How to remain happy throughout the time we have left #2
by Irwin Lengel
One of the fun things we truly enjoy about retirement is the fact that we can pretty much pick up and travel to wherever we want to go (within our budget that is) without much concern.
Having two of our three children scattered across the country and wanting to see each of them at least once a year, we think nothing about planning trips to see them whenever it fits into both our schedules. Being retired allows us to do that.
Another thing we have found is that we still enjoy the adventure of cross-country trips. It is a known fact that there are lots of fun things to see in this great country of ours.
Last year we bit the bullet and traveled to Europe and it was a fantastic trip of a lifetime. But, that being said, there are still many, many historic and other types of attractions to see here in the states. We are hoping that we still have at least one more cross-country trip in the cards. So, what I am saying is that retirement might be a good time to travel to see what this great country has to offer.
Of course, traveling requires appropriate financing. Which brings me to yet another aspect of retirement living.
That is the possibility of part-time work to occupy some of that time. If you would ask any of my children if I were enjoying my retirement, chances are they would respond by saying - “Oh, is my dad retired?” It would appear that I have been working some type of job (part-time) ever since I retired.
But, I do not look at any of the part-time jobs I have held as that. They were all “fun” jobs. As a matter of fact, when I get the text asking if I am available to teach one or two classes of an upcoming Semester, the first thing my wife usually asks is “When are you going to call it quits?” My usual response is “When it stops being fun!”
I enjoy teaching as much as I enjoy writing and if I can do one or both of them and earn a few bucks in the process – so much the better.
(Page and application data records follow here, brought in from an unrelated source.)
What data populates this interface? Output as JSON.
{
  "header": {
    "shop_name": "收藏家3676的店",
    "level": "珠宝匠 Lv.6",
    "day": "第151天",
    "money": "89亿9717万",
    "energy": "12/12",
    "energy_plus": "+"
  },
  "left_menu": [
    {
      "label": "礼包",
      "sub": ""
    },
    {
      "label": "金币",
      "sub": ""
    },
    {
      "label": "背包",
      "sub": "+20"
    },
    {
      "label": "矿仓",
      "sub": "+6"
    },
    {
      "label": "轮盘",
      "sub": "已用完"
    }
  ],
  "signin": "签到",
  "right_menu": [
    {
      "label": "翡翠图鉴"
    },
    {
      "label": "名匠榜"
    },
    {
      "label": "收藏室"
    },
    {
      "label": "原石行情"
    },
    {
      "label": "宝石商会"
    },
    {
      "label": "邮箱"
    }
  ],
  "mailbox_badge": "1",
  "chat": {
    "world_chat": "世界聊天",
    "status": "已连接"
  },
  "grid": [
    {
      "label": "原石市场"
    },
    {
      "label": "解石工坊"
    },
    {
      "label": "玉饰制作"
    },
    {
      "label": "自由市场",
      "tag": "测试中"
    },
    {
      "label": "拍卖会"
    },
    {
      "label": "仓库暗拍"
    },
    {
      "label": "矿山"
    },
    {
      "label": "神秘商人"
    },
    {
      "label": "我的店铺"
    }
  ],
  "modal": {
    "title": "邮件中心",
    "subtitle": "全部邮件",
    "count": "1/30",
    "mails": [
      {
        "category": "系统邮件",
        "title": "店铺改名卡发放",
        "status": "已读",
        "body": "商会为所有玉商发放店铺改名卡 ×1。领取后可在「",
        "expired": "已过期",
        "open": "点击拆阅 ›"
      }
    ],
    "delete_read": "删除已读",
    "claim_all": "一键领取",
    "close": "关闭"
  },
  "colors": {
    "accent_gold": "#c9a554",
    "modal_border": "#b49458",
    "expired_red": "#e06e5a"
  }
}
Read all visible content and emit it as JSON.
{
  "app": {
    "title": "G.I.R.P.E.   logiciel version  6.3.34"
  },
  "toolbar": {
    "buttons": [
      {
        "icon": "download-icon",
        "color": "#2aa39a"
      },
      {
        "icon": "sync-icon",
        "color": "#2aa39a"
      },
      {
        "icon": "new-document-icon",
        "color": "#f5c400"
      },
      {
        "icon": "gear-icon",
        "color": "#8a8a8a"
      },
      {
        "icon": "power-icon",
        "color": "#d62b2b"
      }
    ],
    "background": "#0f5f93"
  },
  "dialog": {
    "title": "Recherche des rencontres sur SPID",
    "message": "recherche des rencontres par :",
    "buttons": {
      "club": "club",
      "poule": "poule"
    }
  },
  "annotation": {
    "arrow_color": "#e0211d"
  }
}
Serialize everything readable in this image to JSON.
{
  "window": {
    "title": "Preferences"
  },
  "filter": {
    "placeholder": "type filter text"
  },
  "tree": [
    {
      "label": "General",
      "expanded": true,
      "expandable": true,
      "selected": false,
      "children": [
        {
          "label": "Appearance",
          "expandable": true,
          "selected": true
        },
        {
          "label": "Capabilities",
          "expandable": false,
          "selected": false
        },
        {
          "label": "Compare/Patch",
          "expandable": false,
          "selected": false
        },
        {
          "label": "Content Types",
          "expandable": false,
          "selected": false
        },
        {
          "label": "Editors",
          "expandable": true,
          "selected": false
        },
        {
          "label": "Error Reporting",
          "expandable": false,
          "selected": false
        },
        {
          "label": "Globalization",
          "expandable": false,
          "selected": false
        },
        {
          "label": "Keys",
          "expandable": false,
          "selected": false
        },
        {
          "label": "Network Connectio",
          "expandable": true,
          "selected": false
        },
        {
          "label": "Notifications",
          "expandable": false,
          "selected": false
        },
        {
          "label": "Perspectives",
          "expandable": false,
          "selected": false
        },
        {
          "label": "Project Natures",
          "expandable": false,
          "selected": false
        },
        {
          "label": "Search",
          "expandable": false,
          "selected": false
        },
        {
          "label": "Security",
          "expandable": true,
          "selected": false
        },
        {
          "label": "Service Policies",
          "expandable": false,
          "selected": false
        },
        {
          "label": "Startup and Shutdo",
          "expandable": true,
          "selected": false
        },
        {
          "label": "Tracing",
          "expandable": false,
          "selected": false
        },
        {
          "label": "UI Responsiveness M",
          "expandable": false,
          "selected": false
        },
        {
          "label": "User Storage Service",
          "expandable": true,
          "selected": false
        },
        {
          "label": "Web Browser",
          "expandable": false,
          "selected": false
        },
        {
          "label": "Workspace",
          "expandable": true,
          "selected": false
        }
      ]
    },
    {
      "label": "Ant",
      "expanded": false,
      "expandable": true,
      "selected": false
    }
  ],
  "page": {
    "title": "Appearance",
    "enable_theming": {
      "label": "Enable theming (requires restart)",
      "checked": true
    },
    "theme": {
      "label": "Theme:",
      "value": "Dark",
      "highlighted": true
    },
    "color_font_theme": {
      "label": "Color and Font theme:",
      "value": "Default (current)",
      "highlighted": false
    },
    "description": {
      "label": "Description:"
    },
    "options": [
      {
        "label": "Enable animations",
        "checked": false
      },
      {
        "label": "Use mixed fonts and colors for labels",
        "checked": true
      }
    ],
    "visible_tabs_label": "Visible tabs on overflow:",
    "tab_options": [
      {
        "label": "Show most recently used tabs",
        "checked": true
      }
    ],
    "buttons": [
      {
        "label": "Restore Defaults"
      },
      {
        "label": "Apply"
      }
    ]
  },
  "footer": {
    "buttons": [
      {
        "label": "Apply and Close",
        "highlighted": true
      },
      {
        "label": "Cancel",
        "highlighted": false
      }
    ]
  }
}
Even though I am “Retired”, I still seek out odd jobs such as writing gigs and teaching assignments when I can so that we might offset some of the expenses incurred during the afore-mentioned travel adventures.
Such part-time jobs assist with the expenses so that these trips do not deplete our retirement savings. Eventually the time will come when we have to reduce the number of trips each year as cost will be one factor and health issues will be the other. While we like to think we are in excellent health, fact of the matter is that as we move forward with our retirement plans, one thing that we can be sure of is that both cost and health issues will tend to increase with age instead of disappear.
Another time-consuming project one can do during retirement is to write a travel journal. Writing and keeping pictures relating to trips could provide years of entertainment and fond memories once our traveling days were over. Another retirement pastime could be researching family history. This is a very time-consuming project but can be very fulfilling.
Bottom line is just this – as we get older during these “our golden years” – I am of the opinion that the two primary things that keep us happy and enjoying retirement boil down to finances and health.
As long as we spend wisely and pay attention to our health, we should be able to enjoy our retirement years. But, one thing we can be pretty sure of is that we will have more changes in our lives as we move forward. The secret to remaining happy is to expect change and adapt to it as it comes.